## Excerpted data
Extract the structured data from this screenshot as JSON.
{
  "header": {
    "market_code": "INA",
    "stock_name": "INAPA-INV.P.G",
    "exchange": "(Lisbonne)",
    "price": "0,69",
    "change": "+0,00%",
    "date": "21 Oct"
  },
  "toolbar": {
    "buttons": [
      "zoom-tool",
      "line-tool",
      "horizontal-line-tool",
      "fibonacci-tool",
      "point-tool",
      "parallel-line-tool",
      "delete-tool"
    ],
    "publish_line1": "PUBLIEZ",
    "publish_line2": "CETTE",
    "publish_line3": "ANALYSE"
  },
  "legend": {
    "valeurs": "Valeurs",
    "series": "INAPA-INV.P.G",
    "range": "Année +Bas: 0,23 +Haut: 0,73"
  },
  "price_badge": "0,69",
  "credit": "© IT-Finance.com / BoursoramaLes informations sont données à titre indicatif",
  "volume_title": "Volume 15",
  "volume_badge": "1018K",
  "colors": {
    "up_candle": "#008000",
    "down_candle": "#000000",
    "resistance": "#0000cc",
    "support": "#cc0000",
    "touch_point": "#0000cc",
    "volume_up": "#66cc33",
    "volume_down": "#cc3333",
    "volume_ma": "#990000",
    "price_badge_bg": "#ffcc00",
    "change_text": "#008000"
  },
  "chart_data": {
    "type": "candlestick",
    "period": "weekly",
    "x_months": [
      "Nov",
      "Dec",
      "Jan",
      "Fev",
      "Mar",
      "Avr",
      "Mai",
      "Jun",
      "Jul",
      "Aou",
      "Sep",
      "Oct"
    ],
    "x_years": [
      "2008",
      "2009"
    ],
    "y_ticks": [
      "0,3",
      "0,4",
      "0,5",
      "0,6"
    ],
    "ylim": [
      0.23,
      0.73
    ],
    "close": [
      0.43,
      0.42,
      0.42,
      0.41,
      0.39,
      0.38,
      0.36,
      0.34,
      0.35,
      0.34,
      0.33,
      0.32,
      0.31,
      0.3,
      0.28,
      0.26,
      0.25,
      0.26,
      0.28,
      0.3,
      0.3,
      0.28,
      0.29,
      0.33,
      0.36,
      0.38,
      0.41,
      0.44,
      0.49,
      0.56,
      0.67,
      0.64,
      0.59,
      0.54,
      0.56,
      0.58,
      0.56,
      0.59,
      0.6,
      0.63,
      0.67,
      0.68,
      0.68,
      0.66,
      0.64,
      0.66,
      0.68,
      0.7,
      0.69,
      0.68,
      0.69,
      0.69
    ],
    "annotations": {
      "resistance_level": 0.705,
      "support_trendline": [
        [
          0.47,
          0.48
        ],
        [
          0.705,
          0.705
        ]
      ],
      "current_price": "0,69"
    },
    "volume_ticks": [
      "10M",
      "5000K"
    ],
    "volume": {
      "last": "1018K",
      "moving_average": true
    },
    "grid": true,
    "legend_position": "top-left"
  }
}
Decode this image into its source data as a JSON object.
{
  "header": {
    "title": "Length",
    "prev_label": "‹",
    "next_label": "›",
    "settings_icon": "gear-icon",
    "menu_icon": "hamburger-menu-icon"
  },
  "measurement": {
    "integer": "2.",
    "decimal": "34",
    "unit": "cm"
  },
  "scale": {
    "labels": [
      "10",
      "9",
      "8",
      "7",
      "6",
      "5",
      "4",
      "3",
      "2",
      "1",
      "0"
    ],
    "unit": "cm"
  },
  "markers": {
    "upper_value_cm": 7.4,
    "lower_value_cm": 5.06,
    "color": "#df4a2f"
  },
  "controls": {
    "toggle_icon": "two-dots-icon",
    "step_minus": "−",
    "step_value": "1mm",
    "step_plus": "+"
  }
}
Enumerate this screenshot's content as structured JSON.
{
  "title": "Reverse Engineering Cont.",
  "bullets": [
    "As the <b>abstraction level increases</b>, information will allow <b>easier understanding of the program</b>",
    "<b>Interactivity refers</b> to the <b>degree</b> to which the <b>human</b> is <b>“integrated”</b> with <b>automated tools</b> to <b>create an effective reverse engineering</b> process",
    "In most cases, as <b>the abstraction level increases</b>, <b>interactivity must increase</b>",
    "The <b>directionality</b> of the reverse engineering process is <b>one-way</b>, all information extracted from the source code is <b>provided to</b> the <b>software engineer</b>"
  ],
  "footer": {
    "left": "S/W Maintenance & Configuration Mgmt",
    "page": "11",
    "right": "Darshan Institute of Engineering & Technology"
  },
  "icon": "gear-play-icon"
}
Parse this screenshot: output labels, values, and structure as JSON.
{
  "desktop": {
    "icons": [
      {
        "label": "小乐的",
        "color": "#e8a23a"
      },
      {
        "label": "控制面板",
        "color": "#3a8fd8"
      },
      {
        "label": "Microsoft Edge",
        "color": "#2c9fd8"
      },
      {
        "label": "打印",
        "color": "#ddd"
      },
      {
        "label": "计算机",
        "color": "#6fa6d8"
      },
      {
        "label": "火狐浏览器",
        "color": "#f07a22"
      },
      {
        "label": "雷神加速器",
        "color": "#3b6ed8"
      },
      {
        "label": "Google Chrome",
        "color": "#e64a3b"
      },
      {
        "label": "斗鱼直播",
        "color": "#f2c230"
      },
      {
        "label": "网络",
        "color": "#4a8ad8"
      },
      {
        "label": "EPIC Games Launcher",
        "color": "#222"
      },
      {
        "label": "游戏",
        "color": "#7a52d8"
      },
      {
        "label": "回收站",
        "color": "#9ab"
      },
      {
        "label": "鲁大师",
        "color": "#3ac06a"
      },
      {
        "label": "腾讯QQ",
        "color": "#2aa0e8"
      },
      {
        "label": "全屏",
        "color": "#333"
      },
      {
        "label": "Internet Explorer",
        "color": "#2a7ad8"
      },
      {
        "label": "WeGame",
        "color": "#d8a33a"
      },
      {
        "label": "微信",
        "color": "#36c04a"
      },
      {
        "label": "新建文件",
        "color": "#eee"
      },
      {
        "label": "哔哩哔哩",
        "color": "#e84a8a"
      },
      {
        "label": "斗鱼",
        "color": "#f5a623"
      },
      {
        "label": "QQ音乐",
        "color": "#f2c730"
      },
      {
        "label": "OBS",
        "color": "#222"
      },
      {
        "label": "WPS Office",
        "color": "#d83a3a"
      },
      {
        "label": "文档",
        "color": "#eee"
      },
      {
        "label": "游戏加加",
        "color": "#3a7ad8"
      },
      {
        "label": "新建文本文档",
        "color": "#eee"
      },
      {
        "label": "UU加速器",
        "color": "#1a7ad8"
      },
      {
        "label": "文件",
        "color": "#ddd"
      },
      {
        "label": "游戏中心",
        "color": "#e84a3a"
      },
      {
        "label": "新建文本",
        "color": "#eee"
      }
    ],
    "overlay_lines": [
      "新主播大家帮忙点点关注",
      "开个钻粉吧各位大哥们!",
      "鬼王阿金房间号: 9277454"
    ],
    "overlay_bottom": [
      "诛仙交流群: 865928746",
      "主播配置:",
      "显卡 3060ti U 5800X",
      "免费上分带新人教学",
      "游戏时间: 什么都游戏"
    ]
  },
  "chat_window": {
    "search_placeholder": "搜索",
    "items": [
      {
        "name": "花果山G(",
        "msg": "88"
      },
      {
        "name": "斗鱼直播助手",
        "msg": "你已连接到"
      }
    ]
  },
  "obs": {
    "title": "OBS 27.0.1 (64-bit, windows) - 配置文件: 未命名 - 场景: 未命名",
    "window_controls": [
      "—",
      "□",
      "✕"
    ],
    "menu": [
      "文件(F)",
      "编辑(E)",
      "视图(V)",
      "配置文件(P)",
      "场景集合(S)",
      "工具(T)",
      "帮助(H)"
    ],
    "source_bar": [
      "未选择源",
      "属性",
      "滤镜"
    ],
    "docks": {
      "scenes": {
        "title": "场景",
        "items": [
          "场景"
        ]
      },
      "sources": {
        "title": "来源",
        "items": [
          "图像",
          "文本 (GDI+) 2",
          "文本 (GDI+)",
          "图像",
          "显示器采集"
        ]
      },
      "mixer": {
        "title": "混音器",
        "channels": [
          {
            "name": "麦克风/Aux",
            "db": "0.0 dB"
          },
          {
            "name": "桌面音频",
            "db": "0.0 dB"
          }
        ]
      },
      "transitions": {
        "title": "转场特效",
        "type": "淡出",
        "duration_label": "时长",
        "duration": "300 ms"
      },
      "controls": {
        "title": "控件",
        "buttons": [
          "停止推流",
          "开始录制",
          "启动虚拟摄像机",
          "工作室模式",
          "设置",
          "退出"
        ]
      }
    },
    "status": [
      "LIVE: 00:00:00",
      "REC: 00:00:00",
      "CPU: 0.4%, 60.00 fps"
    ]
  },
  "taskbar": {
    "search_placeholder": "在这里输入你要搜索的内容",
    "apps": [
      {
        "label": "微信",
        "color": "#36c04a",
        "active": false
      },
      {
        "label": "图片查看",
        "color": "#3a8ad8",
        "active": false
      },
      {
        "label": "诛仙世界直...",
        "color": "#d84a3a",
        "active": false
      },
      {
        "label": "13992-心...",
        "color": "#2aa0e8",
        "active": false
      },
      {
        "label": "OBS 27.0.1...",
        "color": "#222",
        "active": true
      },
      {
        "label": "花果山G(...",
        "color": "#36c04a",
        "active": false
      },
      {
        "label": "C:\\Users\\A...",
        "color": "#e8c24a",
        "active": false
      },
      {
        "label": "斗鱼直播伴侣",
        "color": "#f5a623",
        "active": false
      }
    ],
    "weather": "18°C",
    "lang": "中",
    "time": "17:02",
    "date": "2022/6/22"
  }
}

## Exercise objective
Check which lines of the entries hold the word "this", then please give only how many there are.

## Problem solution
4